Since 1985, the Network on Ministry in Specialized Settings (“COMISS”) has observed the last week of October as Spiritual Care Week – a time when we celebrate the sacred work of chaplains and pastoral counselors. This year’s Spiritual Care Week theme is “Collaborative Healthcare: Chaplains Complete the Picture.” Sometimes a picture is more informative and revealing than words. Often the ministry of chaplains and pastoral counselors extends beyond words alone as they provide emotional support and spiritual care to persons in need, an essential part of the holistic interdisciplinary care that is offered within a variety of settings. Their ministry is an extension of our missional work as a Fellowship, to embody the love of God and hope through Christ, as we work together to complete the picture of putting our faith into action, to renew our world.
Take a moment this week to celebrate and thank our CBF Endorsed Chaplains and Pastoral Counselors for the good and sacred work that they do every day.
Take a Sad Song and Make it Better
By Stan Campbell
“Hope is being able to see that there is light despite all of the darkness.” ~ Desmond Tutu
“Surely there is a future, and your hope will not be cut off.” ~ Proverbs 23:18 (NRSV)
The National Guard activated around 200 chaplains for COVID-19 response.
I served as the State Chaplain for the Tennessee National Guard and worked with six chaplains who provided spiritual support to Soldiers and Airmen doing a variety of COVID missions across the state.
During this time I enjoyed a free three-month subscription to SiriusXM Radio, so I listened to the Beatles Channel while commuting to and from work each day. The upbeat, fun music of the Fab Four often brought a smile to my face and offered a momentary break from reality. However, as I heard stats about rising COVID deaths and infections in daily briefings, one morning I realized that as great as Beatles’ music is, it does not give me hope. Only faith can do that.
As the COVID crisis ground on, I realized the importance of listening to good music, exercising regularly, eating healthy, getting enough sleep, talking to family and friends, and even finding simple joy in my cat sitting on my lap when I came home from work each day.
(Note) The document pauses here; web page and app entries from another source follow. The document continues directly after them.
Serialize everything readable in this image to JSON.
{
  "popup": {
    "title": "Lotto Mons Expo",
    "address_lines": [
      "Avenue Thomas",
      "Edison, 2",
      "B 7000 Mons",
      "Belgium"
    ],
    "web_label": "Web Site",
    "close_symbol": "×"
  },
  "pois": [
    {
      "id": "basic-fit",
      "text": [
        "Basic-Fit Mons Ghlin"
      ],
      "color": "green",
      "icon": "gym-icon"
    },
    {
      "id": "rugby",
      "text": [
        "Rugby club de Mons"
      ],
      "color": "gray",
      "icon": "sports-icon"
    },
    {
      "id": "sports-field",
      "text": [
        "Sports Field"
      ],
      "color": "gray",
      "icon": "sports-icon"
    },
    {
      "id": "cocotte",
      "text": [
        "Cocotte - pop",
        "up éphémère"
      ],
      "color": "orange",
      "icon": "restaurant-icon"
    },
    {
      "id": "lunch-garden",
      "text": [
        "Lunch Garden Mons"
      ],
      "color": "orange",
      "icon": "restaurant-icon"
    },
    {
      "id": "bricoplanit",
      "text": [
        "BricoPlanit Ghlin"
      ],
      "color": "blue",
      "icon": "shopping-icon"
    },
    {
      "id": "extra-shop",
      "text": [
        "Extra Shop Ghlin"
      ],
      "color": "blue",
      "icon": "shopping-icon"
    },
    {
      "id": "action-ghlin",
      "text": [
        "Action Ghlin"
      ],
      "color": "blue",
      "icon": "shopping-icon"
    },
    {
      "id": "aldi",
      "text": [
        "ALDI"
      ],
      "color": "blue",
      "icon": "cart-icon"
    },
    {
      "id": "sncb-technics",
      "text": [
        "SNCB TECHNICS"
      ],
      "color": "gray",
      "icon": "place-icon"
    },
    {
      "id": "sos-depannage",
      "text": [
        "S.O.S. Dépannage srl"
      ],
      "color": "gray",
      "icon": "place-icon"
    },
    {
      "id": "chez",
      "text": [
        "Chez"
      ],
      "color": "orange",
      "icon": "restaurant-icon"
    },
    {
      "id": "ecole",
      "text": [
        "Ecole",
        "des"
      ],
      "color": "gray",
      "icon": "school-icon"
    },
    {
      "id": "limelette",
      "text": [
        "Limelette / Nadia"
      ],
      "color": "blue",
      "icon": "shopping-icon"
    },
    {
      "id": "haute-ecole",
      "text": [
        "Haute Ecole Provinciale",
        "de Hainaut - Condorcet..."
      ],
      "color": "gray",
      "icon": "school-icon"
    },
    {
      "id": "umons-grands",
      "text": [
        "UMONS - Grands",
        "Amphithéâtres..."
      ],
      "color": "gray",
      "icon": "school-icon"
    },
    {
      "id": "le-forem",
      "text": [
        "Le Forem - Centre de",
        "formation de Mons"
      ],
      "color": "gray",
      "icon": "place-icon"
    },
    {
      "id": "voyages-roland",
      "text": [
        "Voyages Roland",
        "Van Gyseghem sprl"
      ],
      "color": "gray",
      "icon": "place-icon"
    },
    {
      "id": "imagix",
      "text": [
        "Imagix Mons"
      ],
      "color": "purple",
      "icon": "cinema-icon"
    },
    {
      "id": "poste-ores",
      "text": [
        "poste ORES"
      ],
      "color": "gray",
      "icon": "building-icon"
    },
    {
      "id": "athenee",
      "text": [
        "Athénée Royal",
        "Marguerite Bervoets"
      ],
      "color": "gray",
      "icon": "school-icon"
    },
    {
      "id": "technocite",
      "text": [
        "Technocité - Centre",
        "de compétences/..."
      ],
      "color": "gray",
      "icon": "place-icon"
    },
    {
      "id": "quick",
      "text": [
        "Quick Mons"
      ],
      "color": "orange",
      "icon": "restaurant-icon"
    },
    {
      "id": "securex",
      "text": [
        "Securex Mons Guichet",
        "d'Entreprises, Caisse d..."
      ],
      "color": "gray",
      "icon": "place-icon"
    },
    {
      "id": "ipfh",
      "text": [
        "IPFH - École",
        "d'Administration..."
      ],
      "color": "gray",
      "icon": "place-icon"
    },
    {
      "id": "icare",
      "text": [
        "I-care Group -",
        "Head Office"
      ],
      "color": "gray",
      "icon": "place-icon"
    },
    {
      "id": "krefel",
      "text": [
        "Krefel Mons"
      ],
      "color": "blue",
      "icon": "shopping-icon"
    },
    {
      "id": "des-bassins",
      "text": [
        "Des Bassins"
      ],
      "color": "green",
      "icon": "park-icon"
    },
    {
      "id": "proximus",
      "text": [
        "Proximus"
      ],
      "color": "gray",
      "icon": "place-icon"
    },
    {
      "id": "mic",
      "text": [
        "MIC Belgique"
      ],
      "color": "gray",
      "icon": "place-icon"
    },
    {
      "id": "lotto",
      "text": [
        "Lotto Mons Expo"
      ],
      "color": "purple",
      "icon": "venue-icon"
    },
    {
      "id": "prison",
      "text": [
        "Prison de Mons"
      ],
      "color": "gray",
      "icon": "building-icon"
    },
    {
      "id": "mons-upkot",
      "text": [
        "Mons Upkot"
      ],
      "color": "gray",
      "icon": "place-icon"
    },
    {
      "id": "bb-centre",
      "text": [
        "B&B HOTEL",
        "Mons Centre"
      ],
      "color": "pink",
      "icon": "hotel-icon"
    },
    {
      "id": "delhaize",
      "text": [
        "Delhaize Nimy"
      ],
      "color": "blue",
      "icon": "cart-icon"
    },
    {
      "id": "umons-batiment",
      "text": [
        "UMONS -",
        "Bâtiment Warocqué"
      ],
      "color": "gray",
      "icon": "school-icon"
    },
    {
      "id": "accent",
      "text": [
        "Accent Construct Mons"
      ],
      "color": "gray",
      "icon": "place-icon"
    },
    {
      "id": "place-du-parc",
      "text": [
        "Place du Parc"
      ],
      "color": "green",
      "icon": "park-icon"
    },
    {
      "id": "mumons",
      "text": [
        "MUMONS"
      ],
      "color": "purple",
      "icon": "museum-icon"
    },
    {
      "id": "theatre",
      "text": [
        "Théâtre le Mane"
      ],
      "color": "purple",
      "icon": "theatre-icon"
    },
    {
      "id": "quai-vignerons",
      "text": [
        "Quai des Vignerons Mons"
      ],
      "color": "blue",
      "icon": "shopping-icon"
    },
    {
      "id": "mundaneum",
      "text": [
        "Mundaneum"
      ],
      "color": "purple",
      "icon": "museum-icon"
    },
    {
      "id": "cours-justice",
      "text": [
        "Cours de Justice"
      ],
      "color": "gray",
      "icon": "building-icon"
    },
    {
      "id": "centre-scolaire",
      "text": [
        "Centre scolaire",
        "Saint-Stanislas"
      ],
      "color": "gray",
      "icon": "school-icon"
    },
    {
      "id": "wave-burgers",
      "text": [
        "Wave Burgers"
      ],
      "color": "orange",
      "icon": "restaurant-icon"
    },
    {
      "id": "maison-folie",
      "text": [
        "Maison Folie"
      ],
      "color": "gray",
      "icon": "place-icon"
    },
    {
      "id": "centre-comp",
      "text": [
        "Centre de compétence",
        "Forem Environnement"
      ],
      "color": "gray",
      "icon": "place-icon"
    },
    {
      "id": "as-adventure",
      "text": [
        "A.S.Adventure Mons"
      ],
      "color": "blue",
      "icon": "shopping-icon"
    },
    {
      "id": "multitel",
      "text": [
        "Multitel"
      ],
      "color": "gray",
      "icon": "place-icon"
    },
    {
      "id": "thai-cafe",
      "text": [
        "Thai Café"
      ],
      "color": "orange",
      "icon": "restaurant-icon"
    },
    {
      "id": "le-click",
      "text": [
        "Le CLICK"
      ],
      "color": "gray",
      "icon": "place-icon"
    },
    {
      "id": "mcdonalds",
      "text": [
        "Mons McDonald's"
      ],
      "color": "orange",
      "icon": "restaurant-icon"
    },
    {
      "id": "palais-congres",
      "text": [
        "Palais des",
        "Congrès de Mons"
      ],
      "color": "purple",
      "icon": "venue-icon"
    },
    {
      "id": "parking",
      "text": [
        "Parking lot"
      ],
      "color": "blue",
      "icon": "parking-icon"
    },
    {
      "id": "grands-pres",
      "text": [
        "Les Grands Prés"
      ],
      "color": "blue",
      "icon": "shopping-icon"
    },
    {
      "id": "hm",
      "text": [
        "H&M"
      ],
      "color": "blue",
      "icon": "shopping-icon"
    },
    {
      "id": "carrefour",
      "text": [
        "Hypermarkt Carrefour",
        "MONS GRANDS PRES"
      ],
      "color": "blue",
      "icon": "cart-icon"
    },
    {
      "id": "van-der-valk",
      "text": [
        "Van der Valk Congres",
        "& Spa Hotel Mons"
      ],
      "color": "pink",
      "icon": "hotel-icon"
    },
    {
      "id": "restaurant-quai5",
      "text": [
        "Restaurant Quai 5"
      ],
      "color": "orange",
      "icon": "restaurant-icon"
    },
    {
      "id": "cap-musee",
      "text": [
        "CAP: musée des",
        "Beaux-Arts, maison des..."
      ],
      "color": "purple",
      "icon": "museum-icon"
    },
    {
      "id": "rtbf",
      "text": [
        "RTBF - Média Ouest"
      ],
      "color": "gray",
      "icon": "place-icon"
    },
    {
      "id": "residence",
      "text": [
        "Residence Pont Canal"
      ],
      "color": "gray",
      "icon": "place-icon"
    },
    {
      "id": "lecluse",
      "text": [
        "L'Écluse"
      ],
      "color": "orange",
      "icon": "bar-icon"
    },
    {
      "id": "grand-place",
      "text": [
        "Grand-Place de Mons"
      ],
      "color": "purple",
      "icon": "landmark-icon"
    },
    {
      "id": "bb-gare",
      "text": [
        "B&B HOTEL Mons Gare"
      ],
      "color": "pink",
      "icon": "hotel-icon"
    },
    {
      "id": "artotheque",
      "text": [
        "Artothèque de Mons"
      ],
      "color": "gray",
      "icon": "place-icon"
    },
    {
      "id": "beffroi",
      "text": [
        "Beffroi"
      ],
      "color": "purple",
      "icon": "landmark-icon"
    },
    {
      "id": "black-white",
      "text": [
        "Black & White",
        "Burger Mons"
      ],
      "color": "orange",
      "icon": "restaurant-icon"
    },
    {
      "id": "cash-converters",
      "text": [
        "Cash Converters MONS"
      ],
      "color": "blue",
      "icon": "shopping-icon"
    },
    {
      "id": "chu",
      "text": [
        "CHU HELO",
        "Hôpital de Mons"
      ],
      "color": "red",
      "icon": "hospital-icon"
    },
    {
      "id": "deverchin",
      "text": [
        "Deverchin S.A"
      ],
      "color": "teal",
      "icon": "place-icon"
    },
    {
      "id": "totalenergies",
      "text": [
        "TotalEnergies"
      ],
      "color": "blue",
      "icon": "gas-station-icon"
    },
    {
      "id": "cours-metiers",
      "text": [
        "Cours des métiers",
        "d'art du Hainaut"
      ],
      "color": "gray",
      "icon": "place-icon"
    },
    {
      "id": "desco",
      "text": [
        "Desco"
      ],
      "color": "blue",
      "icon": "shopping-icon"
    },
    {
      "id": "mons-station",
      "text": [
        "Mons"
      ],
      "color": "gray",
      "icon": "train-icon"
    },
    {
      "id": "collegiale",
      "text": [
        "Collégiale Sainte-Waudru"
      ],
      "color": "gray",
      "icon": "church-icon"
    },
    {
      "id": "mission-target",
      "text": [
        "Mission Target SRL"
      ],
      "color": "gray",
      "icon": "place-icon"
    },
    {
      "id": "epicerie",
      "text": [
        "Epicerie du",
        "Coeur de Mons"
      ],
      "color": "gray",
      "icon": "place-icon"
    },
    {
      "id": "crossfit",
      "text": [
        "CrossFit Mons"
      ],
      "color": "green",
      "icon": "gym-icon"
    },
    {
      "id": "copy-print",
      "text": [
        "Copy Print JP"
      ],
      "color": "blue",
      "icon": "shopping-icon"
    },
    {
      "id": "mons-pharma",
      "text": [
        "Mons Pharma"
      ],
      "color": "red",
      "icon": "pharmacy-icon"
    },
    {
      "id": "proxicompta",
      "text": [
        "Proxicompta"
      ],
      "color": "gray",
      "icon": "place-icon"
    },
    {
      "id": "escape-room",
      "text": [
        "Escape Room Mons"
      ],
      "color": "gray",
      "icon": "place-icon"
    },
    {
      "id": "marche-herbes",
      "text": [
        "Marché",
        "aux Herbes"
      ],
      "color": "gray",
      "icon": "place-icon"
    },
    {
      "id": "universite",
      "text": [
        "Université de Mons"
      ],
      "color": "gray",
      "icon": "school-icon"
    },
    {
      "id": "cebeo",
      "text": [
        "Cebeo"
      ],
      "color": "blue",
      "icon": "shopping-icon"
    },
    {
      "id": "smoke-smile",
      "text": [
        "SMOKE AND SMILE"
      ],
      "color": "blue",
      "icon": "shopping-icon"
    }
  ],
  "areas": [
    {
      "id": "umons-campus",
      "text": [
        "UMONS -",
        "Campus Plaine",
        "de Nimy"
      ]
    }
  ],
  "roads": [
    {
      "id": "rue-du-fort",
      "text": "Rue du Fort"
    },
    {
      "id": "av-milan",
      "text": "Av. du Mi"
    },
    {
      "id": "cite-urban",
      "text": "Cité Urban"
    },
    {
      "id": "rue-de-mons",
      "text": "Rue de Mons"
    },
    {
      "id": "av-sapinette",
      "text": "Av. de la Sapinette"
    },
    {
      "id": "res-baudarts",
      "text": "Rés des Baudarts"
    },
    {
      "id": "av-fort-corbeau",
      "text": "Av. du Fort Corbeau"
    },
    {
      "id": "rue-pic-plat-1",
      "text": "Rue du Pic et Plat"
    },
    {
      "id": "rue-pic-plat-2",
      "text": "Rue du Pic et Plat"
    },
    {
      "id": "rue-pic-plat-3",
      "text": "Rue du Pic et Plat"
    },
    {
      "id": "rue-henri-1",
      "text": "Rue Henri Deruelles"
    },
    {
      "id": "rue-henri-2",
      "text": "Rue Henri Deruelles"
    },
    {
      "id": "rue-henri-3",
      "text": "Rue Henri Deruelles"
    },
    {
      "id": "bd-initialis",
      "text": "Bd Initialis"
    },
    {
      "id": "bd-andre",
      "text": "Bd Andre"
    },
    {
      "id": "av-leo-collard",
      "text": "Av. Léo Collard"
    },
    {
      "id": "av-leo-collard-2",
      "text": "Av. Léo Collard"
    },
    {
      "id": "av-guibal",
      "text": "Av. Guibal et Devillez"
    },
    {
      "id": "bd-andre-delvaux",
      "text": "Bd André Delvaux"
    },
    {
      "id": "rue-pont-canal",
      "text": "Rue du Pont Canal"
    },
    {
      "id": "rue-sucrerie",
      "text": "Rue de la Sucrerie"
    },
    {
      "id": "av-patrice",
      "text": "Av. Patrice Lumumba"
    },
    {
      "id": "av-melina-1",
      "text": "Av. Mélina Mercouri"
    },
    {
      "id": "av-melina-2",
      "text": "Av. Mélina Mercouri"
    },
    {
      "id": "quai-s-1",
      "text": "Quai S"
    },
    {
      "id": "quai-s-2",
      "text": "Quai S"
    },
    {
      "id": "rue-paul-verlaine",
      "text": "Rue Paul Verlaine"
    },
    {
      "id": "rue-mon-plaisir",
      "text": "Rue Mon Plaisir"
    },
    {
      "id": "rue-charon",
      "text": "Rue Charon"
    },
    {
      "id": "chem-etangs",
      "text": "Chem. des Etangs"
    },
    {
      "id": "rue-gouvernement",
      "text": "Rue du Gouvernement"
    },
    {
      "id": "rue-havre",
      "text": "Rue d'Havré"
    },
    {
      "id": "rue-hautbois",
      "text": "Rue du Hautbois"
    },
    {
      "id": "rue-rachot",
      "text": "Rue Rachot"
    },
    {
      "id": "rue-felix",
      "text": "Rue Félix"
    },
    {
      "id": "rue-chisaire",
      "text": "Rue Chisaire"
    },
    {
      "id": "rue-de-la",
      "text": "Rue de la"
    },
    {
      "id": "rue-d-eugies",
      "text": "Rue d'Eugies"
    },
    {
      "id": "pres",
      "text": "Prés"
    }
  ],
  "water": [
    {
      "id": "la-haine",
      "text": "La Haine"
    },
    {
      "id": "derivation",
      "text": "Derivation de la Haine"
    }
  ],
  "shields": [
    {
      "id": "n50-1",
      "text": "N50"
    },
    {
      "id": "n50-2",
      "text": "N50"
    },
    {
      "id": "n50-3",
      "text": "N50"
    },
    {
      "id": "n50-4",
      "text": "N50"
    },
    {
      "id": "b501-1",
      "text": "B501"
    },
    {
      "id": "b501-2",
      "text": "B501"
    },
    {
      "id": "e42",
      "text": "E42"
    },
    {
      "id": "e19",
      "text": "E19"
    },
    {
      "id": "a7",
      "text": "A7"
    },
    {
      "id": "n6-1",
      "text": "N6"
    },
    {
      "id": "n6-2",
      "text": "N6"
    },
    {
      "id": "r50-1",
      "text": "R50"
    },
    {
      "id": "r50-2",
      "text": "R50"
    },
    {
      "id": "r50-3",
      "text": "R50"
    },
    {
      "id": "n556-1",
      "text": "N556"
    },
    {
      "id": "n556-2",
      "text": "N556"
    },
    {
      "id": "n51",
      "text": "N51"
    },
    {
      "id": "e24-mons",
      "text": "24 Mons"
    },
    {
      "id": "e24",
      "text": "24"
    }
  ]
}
I also needed hope-filled faith to sustain my resilience.
This train of thought caused me to reflect on chaplain ministry and how chaplains often collaborate with other interdisciplinary team members in the care and support of hurting people. As visible reminders of the holy, chaplains offer a unique gift through their incarnational ministry of presence. They cannot fix people or make bad situations go away, but they can offer comfort and hope through their pastoral presence and prayers. This hope-based way of being truly empowers chaplains to “take a sad song and make it better” when ministering to anxious or broken-hearted people in uncertain and troubling times.
Colonel Stan Campbell is a CBF-endorsed Chaplain serving with the Tennessee Air National Guard.
We have more than 800 active professional CBF Endorsed Chaplains and Pastoral Counselors, serving throughout our country and worldwide, in a variety of specialized settings – all branches of the United States Armed Forces; the Civil Air Patrol; the Department of Veterans Affairs, hospitals and hospices, correctional institutions, fire, police, and rescue departments, colleges and universities, businesses and industries, retirement communities, counseling centers, private counseling practices, church staffs, and many other interdisciplinary settings.
To learn more about the work of CBF Chaplains and Pastoral Counselors, please visit our webpage at https://cbf.net/chaplaincy-pastoral-counseling.